I loaded my parts and hit the road just as the first raindrops started to fall. The little Turkis tii felt hungry as we worked our way south. We put a nice gap on the line of cells crossing Colorado’s Front Range until hitting a four-lane major artery north of Denver. Traffic was thick, but driving a 2002 is always a pleasure, and I was smiling proportionately. The radar showed a nasty cell bearing down behind me that could spit out some hail, but my timing looked optimistic enough that I would miss it, as long as traffic didn’t come to a complete stop.
Then calamity struck again. I was in the middle lane approaching a busy intersection when the shifter stubbornly stuck in fifth gear. I thought quickly as traffic overwhelmed me like a tsunami; it could be the shift linkage, the shift platform, or the detent pins within the gearbox. As horns blazed, this was no place or time for diagnosis; the little Turkis tii and I were in grave danger. It was just a matter of time before someone plowed into me.
I pulled, tugged, massaged, and pleaded with the shifter to move into anything but fifth gear, but it refused to budge. My attention was broken by the sound of screeching oversized tires and the word RAM rapidly filling my rearview mirror, but luckily that one missed me. Worse yet, that thunder cell had turned red on the radar and was bearing down on me fast. I needed to move—and move now!
Pushing was not an option, because I needed have a foot on the clutch pedal to disengage the transmission. I would have to drive the car, and the clutch would have to be the sacrificial lamb. I started the Turkis tii and started slipping the clutch to lurch it along from a standstill in fifth gear. You wouldn’t think it, but with just the right amount of in-and-out on the clutch pedal, an M10 engine will happily start in fifth gear and even get up to a speed where the engine isn’t bogging if you are methodic and patient. God help you if you have to stop again—which I inevitably had to—but I was making progress. To make matters worse, I could see hail falling from the cell now—and it was getting closer.
I knew of an abandoned parking garage several blocks away. With a little bit of green-light luck, I could probably coax the Turkis tii undercover—if the clutch would just hold up. If it worked, I could save the car and myself from being rear-ended, and perhaps even belucky enough to avoid the hail. I begged the clutch to last and willed the lights to stay green. Come on, come on!
With the last green light, I made it—and I got the car under cover just as the first large raindrop started to fall. They were soon followed by Skittle-size hail, and then mothball-size hailstones, with a few potential golf balls mixed in for variety. Phew!
Sheltering in the concrete fortress, I rode out the storm to the smell of a burnt clutch, but both the Turkis tii and I had survived intact. A security guard eventually shooed me out, but by then the storm had passed.

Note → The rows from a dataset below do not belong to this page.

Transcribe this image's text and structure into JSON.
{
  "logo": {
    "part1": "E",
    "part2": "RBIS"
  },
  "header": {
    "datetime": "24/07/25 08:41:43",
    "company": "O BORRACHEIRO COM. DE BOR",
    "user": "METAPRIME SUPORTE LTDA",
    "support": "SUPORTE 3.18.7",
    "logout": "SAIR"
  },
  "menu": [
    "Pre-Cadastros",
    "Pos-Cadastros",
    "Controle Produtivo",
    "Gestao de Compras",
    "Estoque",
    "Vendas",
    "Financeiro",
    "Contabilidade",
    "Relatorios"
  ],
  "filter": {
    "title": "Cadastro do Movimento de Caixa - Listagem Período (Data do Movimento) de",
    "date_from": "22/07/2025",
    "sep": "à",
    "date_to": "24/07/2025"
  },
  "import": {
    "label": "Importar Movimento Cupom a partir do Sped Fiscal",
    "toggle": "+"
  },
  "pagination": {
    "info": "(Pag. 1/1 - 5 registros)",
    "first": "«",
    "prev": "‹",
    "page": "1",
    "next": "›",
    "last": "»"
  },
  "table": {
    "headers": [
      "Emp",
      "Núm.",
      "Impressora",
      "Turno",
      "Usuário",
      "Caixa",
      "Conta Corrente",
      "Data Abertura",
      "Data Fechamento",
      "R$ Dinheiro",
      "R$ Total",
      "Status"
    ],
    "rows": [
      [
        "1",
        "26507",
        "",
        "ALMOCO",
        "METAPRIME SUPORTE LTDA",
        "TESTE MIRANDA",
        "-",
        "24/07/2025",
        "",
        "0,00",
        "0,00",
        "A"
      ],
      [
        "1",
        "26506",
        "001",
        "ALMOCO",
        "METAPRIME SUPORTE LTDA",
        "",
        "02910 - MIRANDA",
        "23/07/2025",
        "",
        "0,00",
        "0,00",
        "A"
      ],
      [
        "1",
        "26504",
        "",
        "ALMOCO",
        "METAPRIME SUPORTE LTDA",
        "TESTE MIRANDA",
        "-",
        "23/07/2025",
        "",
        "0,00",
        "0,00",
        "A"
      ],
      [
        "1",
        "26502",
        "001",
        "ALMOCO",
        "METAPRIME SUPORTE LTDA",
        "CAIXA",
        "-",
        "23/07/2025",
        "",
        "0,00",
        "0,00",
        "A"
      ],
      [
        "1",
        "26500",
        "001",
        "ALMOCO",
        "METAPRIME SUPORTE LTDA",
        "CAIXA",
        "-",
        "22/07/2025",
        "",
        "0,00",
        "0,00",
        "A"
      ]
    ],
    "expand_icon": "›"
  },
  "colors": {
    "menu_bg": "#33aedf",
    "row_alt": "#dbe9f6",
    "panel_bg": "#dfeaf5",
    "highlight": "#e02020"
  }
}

I was tempted to say, “I’m not parking here, I’m abandoning!” but discretion won the moment. I left the Turkis tii in another parking lot and got a ride from a friend to grab my Ford Excursion and trailer. I had the Turkis tii safe and sound back at the hangar by dark.
Maybe it’s fate, maybe it’s the universe, or maybe this little Turkis tii just doesn’t want to leave me. Whatever it is, I have no one to blame but myself. I saw something in this car that nobody else seems to, and it’s done nothing but hurt me for it ever since. But like any toxic relationship, I just can’t seem to leave it. For now I’m going to walk away for a few days, and then I’ll get it in the air and suss out the problem, along with a new clutch in the process.
How long our toxic relationship lasts remains to be seen, but for now, I’m not quite ready to leave.—Alex McCulloch
[Photos courtesy Alex McCulloch.]